Why should I Counter my Pose?

Written by: Anupam Raman

If you have taken a yoga class, likely it was some form of Vinyasa. Vinyasa is one of many styles of postural yoga that exist and it seems that it’s the most popular version that is taught whether in a group class or a Yoga Teacher Training. Therefore, it is helpful to really dissect the meaning of the word to give focus and purpose to the idea of a counter pose and your class sequencing. Vinyasa breaks down into two parts in Sanskrit— vi meaning “in a special way” and nyasa meaning “to place.” Which begs the question, what does “special” really mean here?

A vinyasa is a progressive and evolutionary sequence, swhich unfolds with a purpose in mind, some intelligence to the sequencing that results in mind and body harmony. So, the “special” here refers to the intention behind the sequence. This is where the logic of each of the choices in posture can create the inherent feeling of natural balance from the experience.

Looking at a sequence in this way helps us understand why we feel so great after some classes, and off or on edge after others. To understand the pose and counter pose idea, let us break down a traditional Sun Salutation.

Inhaling your arms up overhead into high Anjali mudra extends the back and spine, even to a slight back bend. Following this we exhale into a forward fold, hinging at the waist and flexing the spine – thereby countering the extension. Inhale to a neutral spine (flat back) reverses the flexion on the previous pose, but also allows us to engage our core muscles to jump back into Chaturanga Dandasana on an exhale. We counter that with the Urdhva Mukha Svanasana or upward facing dog, the spine is in extension. Finally we move to Adho mukha svanasana or downward facing dog, countering the extension with flexion.

If we look closely, we see the balance and thought put into this Vinyasa. Each counter pose relieves any tension from the previous asana, while the positive effects remain. The counter poses are symmetrical, and as accessible as the previous pose (or have a modification that makes it accessible.). The pose and counter pose dynamically occurs on the same plane or transitions nicely to the next asana in this sun salutation. Also, we see the pose is held for an equal amount of time to the previous pose, not longer – although a counter can be held for less time in a static postural practice.

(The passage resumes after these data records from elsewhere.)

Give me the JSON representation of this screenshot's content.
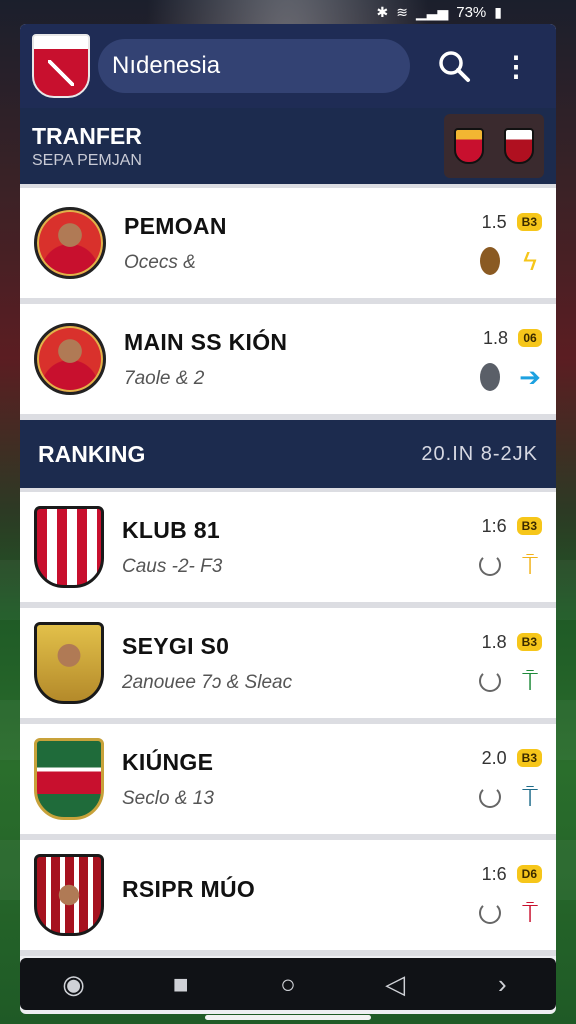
{
  "status_bar": {
    "battery": "73%"
  },
  "header": {
    "title": "Nıdenesia"
  },
  "transfer": {
    "title": "TRANFER",
    "subtitle": "SEPA PEMJAN"
  },
  "transfer_items": [
    {
      "name": "PEMOAN",
      "detail": "Ocecs &",
      "value": "1.5",
      "badge": "B3",
      "icon_a": "brown-oval-icon",
      "icon_b": "lightning-icon",
      "accent": "#f6c61a"
    },
    {
      "name": "MAIN SS KIÓN",
      "detail": "7aole &  2",
      "value": "1.8",
      "badge": "06",
      "icon_a": "grey-oval-icon",
      "icon_b": "arrow-right-icon",
      "accent": "#1da1e0"
    }
  ],
  "ranking": {
    "title": "RANKING",
    "range": "20.IN 8-2ЈK"
  },
  "ranking_items": [
    {
      "name": "KLUB 81",
      "detail": "Caus -2- F3",
      "value": "1:6",
      "badge": "B3",
      "crest": "red",
      "accent": "#f2b21a"
    },
    {
      "name": "SEYGI S0",
      "detail": "2anouee 7ɔ & Sleac",
      "value": "1.8",
      "badge": "B3",
      "crest": "gold",
      "accent": "#1f8a3a"
    },
    {
      "name": "KIÚNGE",
      "detail": "Seclo & 13",
      "value": "2.0",
      "badge": "B3",
      "crest": "green",
      "accent": "#1f6b8a"
    },
    {
      "name": "RSIPR MÚO",
      "detail": "",
      "value": "1:6",
      "badge": "D6",
      "crest": "dark",
      "accent": "#c8102e"
    }
  ],
  "colors": {
    "header_bg": "#1f2c55",
    "badge": "#f6c61a",
    "page_bg": "#eeeff2"
  }
}
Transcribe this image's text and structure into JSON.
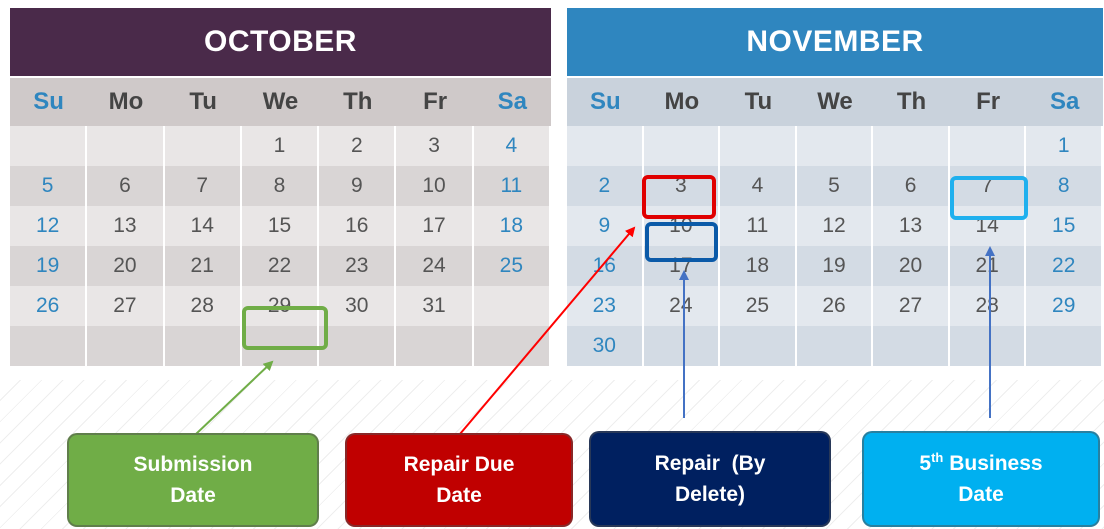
{
  "colors": {
    "october_header": "#4a2a4a",
    "november_header": "#2f86bf",
    "weekend_text": "#2f86bf",
    "submission": "#70ad47",
    "repair_due": "#c00000",
    "repair_by_delete": "#002060",
    "business_date": "#00b0f0"
  },
  "october": {
    "title": "OCTOBER",
    "days_of_week": [
      "Su",
      "Mo",
      "Tu",
      "We",
      "Th",
      "Fr",
      "Sa"
    ],
    "weeks": [
      [
        "",
        "",
        "",
        "1",
        "2",
        "3",
        "4"
      ],
      [
        "5",
        "6",
        "7",
        "8",
        "9",
        "10",
        "11"
      ],
      [
        "12",
        "13",
        "14",
        "15",
        "16",
        "17",
        "18"
      ],
      [
        "19",
        "20",
        "21",
        "22",
        "23",
        "24",
        "25"
      ],
      [
        "26",
        "27",
        "28",
        "29",
        "30",
        "31",
        ""
      ],
      [
        "",
        "",
        "",
        "",
        "",
        "",
        ""
      ]
    ]
  },
  "november": {
    "title": "NOVEMBER",
    "days_of_week": [
      "Su",
      "Mo",
      "Tu",
      "We",
      "Th",
      "Fr",
      "Sa"
    ],
    "weeks": [
      [
        "",
        "",
        "",
        "",
        "",
        "",
        "1"
      ],
      [
        "2",
        "3",
        "4",
        "5",
        "6",
        "7",
        "8"
      ],
      [
        "9",
        "10",
        "11",
        "12",
        "13",
        "14",
        "15"
      ],
      [
        "16",
        "17",
        "18",
        "19",
        "20",
        "21",
        "22"
      ],
      [
        "23",
        "24",
        "25",
        "26",
        "27",
        "28",
        "29"
      ],
      [
        "30",
        "",
        "",
        "",
        "",
        "",
        ""
      ]
    ]
  },
  "labels": {
    "submission": {
      "line1": "Submission",
      "line2": "Date"
    },
    "repair_due": {
      "line1": "Repair Due",
      "line2": "Date"
    },
    "repair_by_delete": {
      "line1": "Repair  (By",
      "line2": "Delete)"
    },
    "business": {
      "prefix": "5",
      "sup": "th",
      "suffix": " Business",
      "line2": "Date"
    }
  }
}
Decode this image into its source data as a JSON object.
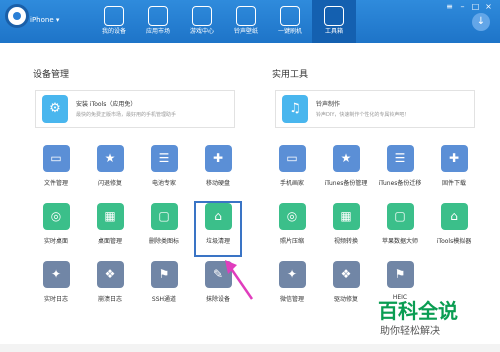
{
  "header": {
    "device": "iPhone ▾",
    "tabs": [
      "我的设备",
      "应用市场",
      "游戏中心",
      "铃声壁纸",
      "一键刷机",
      "工具箱"
    ],
    "active": 5
  },
  "left": {
    "title": "设备管理",
    "card_title": "安装 iTools（应用免）",
    "card_desc": "最快的免费正版市场，最好用的手机管理助手",
    "apps": [
      [
        "文件管理",
        "闪退修复",
        "电池专家",
        "移动硬盘"
      ],
      [
        "实时桌面",
        "桌面管理",
        "删除类图标",
        "垃圾清理"
      ],
      [
        "实时日志",
        "崩溃日志",
        "SSH通道",
        "抹除设备"
      ]
    ]
  },
  "right": {
    "title": "实用工具",
    "card_title": "铃声制作",
    "card_desc": "铃声DIY，快速制作个性化的专属铃声吧！",
    "apps": [
      [
        "手机画家",
        "iTunes备份管理",
        "iTunes备份迁移",
        "固件下载"
      ],
      [
        "照片压缩",
        "视频转换",
        "苹果数据大师",
        "iTools模拟器"
      ],
      [
        "微信管理",
        "驱动修复",
        "HEIC"
      ]
    ]
  },
  "watermark": {
    "title": "百科全说",
    "sub": "助你轻松解决"
  },
  "colors": {
    "bar": "#1e74c8",
    "green": "#3bbf8a",
    "blue": "#5b8fd6",
    "gray": "#7186a6"
  }
}
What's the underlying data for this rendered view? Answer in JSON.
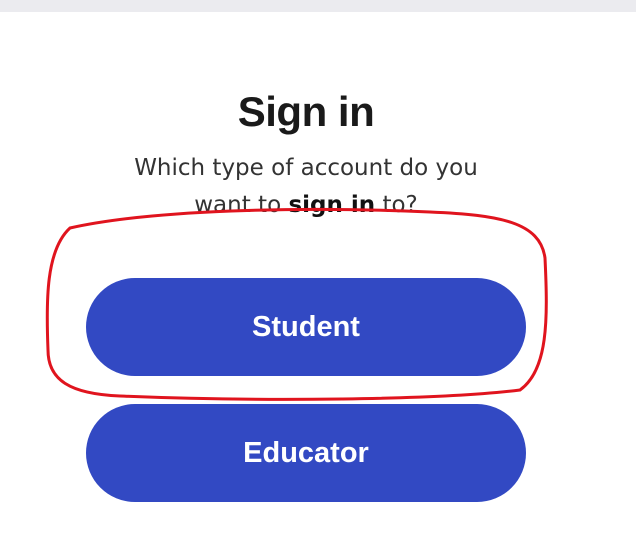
{
  "signin": {
    "title": "Sign in",
    "subtitle_part1": "Which type of account do you want to ",
    "subtitle_bold": "sign in",
    "subtitle_part2": " to?"
  },
  "buttons": {
    "student_label": "Student",
    "educator_label": "Educator"
  },
  "colors": {
    "button_bg": "#3249c3",
    "highlight": "#e0141e"
  }
}
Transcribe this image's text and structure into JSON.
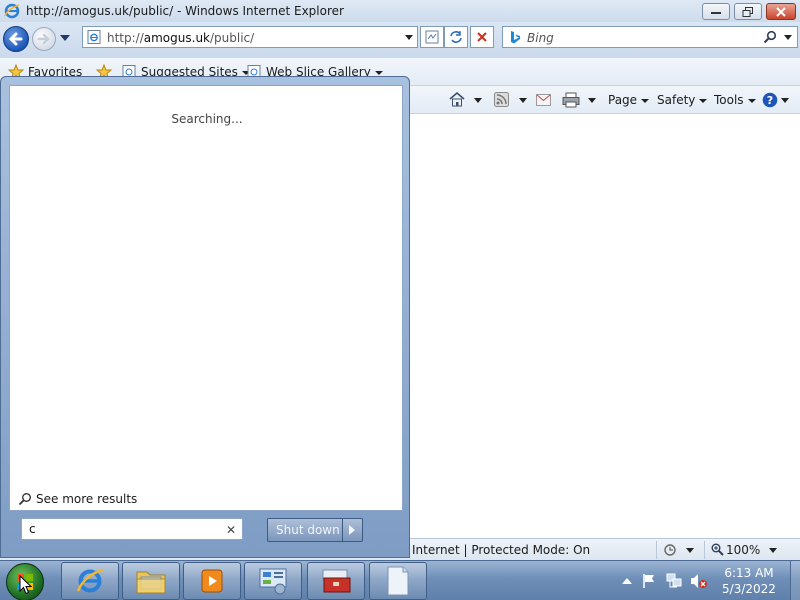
{
  "window": {
    "title": "http://amogus.uk/public/ - Windows Internet Explorer"
  },
  "address_bar": {
    "url_prefix": "http://",
    "url_domain": "amogus.uk",
    "url_suffix": "/public/"
  },
  "search_box": {
    "placeholder": "Bing"
  },
  "favorites_bar": {
    "favorites_label": "Favorites",
    "suggested_sites": "Suggested Sites",
    "web_slice_gallery": "Web Slice Gallery"
  },
  "command_bar": {
    "page": "Page",
    "safety": "Safety",
    "tools": "Tools"
  },
  "status_bar": {
    "zone_text": "Internet | Protected Mode: On",
    "zoom": "100%"
  },
  "start_menu": {
    "status": "Searching...",
    "see_more_results": "See more results",
    "search_value": "c",
    "clear_glyph": "✕",
    "shutdown_label": "Shut down"
  },
  "taskbar": {
    "time": "6:13 AM",
    "date": "5/3/2022",
    "pinned": [
      "internet-explorer",
      "windows-explorer",
      "media-player",
      "control-panel",
      "toolbox-app",
      "notepad"
    ]
  },
  "colors": {
    "accent": "#1d56b8",
    "close_button": "#c9452b",
    "taskbar": "#6f8fb8"
  }
}
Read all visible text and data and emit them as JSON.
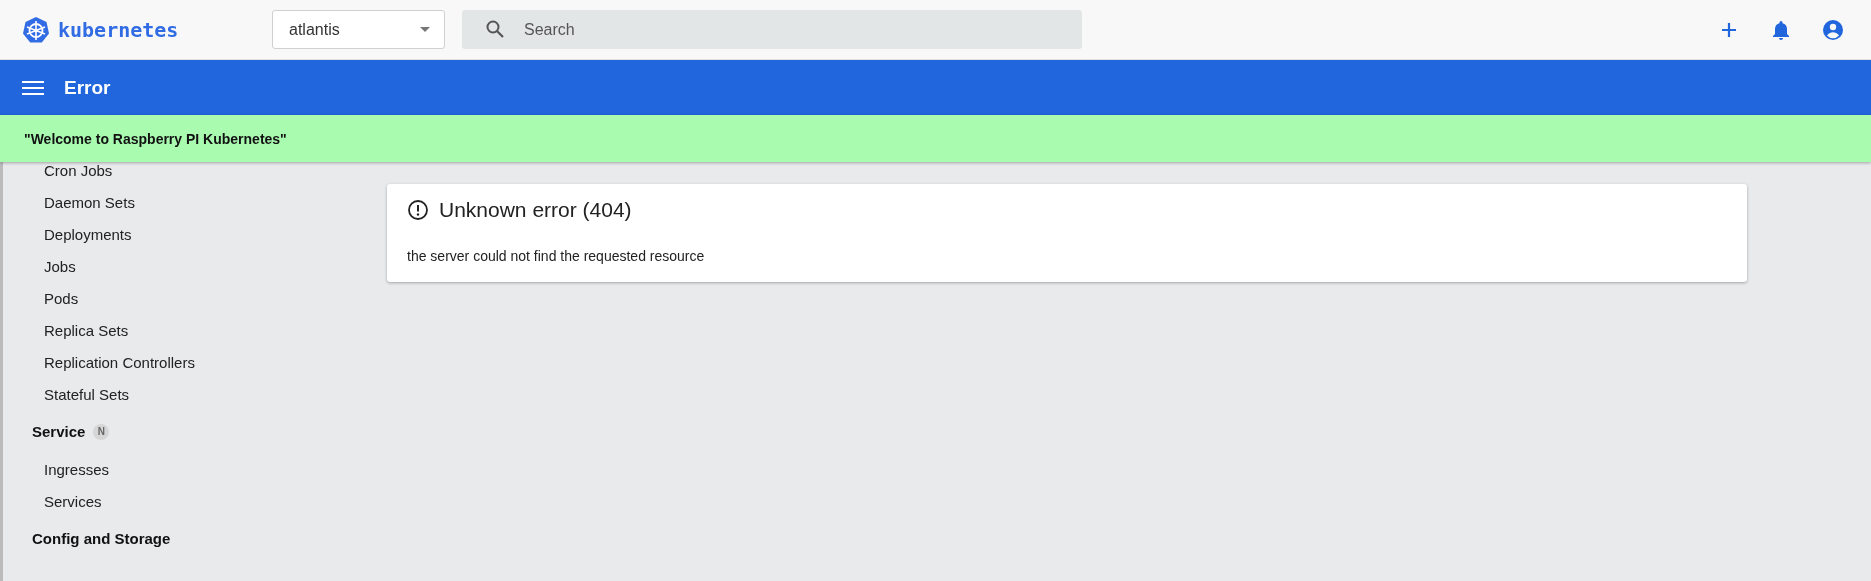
{
  "header": {
    "brand": "kubernetes",
    "namespace": "atlantis",
    "search": {
      "placeholder": "Search"
    }
  },
  "toolbar": {
    "title": "Error"
  },
  "banner": {
    "text": "\"Welcome to Raspberry PI Kubernetes\""
  },
  "sidebar": {
    "items": [
      {
        "kind": "item",
        "label": "Cron Jobs"
      },
      {
        "kind": "item",
        "label": "Daemon Sets"
      },
      {
        "kind": "item",
        "label": "Deployments"
      },
      {
        "kind": "item",
        "label": "Jobs"
      },
      {
        "kind": "item",
        "label": "Pods"
      },
      {
        "kind": "item",
        "label": "Replica Sets"
      },
      {
        "kind": "item",
        "label": "Replication Controllers"
      },
      {
        "kind": "item",
        "label": "Stateful Sets"
      },
      {
        "kind": "section",
        "label": "Service",
        "badge": "N"
      },
      {
        "kind": "item",
        "label": "Ingresses"
      },
      {
        "kind": "item",
        "label": "Services"
      },
      {
        "kind": "section",
        "label": "Config and Storage"
      }
    ]
  },
  "error_card": {
    "title": "Unknown error (404)",
    "message": "the server could not find the requested resource"
  }
}
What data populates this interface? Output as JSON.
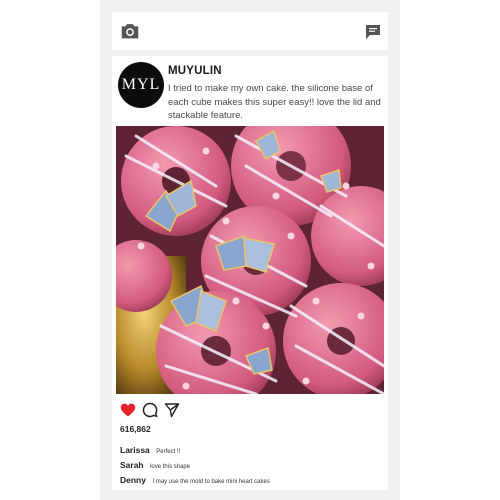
{
  "header": {
    "camera_icon": "camera-icon",
    "chat_icon": "chat-bubble-icon"
  },
  "post": {
    "avatar_text": "MYL",
    "username": "MUYULIN",
    "caption": "I tried to make my own cake. the silicone base of each cube makes this super easy!! love the lid and stackable feature.",
    "image_icon": "donut-photo",
    "liked": true,
    "like_color": "#e8202a",
    "like_count": "616,862",
    "comments": [
      {
        "user": "Larissa",
        "text": "Perfect !!"
      },
      {
        "user": "Sarah",
        "text": "love this shape"
      },
      {
        "user": "Denny",
        "text": "I may use the mold to bake mini heart cakes"
      }
    ]
  },
  "colors": {
    "background": "#f0f0f0",
    "card": "#ffffff",
    "icon_gray": "#555555"
  }
}
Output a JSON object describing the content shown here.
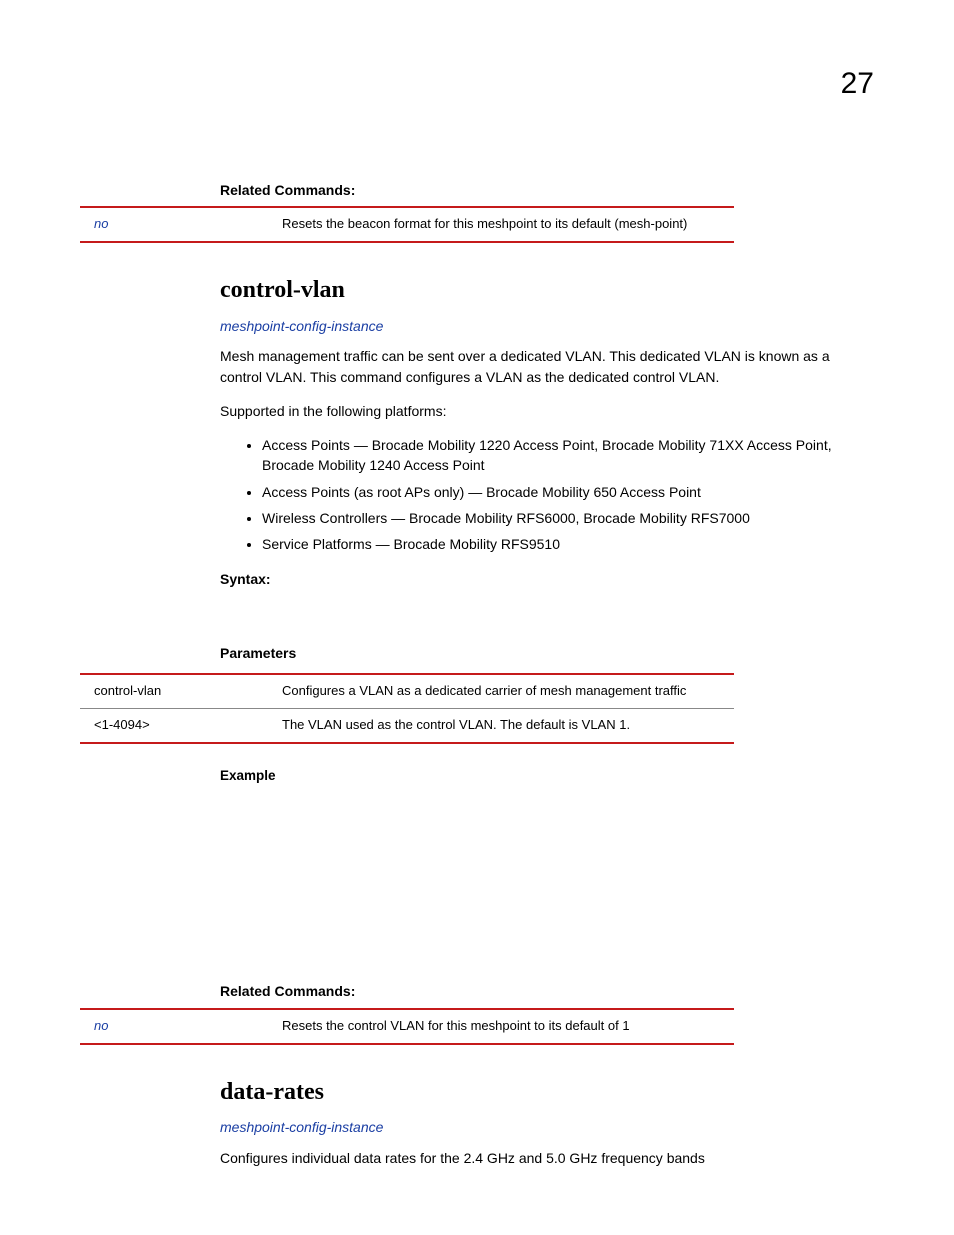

The end result should be that the practitioner feels balanced and breath and body are in harmony. So next time you are practicing whether on your own or in a group class, don’t miss out on your counter pose!